Exercise objective:
Copy every record below exactly.

================

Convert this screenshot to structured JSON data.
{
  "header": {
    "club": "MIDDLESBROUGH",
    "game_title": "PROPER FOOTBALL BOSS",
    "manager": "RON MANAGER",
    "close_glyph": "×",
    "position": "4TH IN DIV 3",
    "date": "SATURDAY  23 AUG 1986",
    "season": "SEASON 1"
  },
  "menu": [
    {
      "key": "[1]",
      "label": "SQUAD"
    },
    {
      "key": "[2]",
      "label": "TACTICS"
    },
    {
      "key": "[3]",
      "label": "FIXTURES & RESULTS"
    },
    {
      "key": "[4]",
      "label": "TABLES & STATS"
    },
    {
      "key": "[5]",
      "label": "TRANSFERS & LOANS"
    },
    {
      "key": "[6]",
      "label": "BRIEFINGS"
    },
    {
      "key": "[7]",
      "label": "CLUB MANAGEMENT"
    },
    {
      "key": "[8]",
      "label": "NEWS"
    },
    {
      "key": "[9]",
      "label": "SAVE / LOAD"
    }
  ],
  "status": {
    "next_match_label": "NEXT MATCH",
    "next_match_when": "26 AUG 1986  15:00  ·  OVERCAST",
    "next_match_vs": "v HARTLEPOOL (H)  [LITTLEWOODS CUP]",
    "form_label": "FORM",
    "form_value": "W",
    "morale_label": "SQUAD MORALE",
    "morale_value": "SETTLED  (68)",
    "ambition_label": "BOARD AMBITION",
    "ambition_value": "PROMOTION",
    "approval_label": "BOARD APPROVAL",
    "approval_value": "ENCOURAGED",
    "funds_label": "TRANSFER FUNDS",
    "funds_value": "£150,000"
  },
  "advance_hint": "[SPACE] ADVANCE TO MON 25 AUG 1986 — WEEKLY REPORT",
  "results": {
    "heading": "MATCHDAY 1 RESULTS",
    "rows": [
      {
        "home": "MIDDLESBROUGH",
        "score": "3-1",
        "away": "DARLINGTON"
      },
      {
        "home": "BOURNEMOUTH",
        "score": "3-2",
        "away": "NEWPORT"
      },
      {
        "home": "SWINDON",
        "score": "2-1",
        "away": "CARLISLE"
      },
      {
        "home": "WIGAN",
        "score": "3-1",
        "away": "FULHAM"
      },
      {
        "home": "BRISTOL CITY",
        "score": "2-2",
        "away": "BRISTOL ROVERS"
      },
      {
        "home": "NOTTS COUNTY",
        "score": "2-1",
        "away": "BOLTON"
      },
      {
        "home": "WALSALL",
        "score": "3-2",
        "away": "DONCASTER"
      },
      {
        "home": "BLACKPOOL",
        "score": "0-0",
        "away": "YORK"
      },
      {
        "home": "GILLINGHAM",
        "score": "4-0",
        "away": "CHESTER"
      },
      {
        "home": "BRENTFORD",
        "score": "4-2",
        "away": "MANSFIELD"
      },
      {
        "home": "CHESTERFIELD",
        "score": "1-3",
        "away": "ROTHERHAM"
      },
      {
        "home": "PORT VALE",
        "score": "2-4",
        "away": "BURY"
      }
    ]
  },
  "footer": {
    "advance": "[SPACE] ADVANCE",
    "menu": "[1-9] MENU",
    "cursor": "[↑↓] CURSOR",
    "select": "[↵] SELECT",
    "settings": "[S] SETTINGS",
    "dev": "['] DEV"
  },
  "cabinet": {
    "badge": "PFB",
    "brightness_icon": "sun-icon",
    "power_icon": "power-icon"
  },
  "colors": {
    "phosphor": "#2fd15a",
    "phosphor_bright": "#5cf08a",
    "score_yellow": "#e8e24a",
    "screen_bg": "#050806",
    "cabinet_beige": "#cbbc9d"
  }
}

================

Response:
Convert this screenshot to structured JSON data.
{
  "header": {
    "club": "MIDDLESBROUGH",
    "game_title": "PROPER FOOTBALL BOSS",
    "manager": "RON MANAGER",
    "close_glyph": "×",
    "position": "4TH IN DIV 3",
    "date": "SATURDAY  23 AUG 1986",
    "season": "SEASON 1"
  },
  "menu": [
    {
      "key": "[1]",
      "label": "SQUAD"
    },
    {
      "key": "[2]",
      "label": "TACTICS"
    },
    {
      "key": "[3]",
      "label": "FIXTURES & RESULTS"
    },
    {
      "key": "[4]",
      "label": "TABLES & STATS"
    },
    {
      "key": "[5]",
      "label": "TRANSFERS & LOANS"
    },
    {
      "key": "[6]",
      "label": "BRIEFINGS"
    },
    {
      "key": "[7]",
      "label": "CLUB MANAGEMENT"
    },
    {
      "key": "[8]",
      "label": "NEWS"
    },
    {
      "key": "[9]",
      "label": "SAVE / LOAD"
    }
  ],
  "status": {
    "next_match_label": "NEXT MATCH",
    "next_match_when": "26 AUG 1986  15:00  ·  OVERCAST",
    "next_match_vs": "v HARTLEPOOL (H)  [LITTLEWOODS CUP]",
    "form_label": "FORM",
    "form_value": "W",
    "morale_label": "SQUAD MORALE",
    "morale_value": "SETTLED  (68)",
    "ambition_label": "BOARD AMBITION",
    "ambition_value": "PROMOTION",
    "approval_label": "BOARD APPROVAL",
    "approval_value": "ENCOURAGED",
    "funds_label": "TRANSFER FUNDS",
    "funds_value": "£150,000"
  },
  "advance_hint": "[SPACE] ADVANCE TO MON 25 AUG 1986 — WEEKLY REPORT",
  "results": {
    "heading": "MATCHDAY 1 RESULTS",
    "rows": [
      {
        "home": "MIDDLESBROUGH",
        "score": "3-1",
        "away": "DARLINGTON"
      },
      {
        "home": "BOURNEMOUTH",
        "score": "3-2",
        "away": "NEWPORT"
      },
      {
        "home": "SWINDON",
        "score": "2-1",
        "away": "CARLISLE"
      },
      {
        "home": "WIGAN",
        "score": "3-1",
        "away": "FULHAM"
      },
      {
        "home": "BRISTOL CITY",
        "score": "2-2",
        "away": "BRISTOL ROVERS"
      },
      {
        "home": "NOTTS COUNTY",
        "score": "2-1",
        "away": "BOLTON"
      },
      {
        "home": "WALSALL",
        "score": "3-2",
        "away": "DONCASTER"
      },
      {
        "home": "BLACKPOOL",
        "score": "0-0",
        "away": "YORK"
      },
      {
        "home": "GILLINGHAM",
        "score": "4-0",
        "away": "CHESTER"
      },
      {
        "home": "BRENTFORD",
        "score": "4-2",
        "away": "MANSFIELD"
      },
      {
        "home": "CHESTERFIELD",
        "score": "1-3",
        "away": "ROTHERHAM"
      },
      {
        "home": "PORT VALE",
        "score": "2-4",
        "away": "BURY"
      }
    ]
  },
  "footer": {
    "advance": "[SPACE] ADVANCE",
    "menu": "[1-9] MENU",
    "cursor": "[↑↓] CURSOR",
    "select": "[↵] SELECT",
    "settings": "[S] SETTINGS",
    "dev": "['] DEV"
  },
  "cabinet": {
    "badge": "PFB",
    "brightness_icon": "sun-icon",
    "power_icon": "power-icon"
  },
  "colors": {
    "phosphor": "#2fd15a",
    "phosphor_bright": "#5cf08a",
    "score_yellow": "#e8e24a",
    "screen_bg": "#050806",
    "cabinet_beige": "#cbbc9d"
  }
}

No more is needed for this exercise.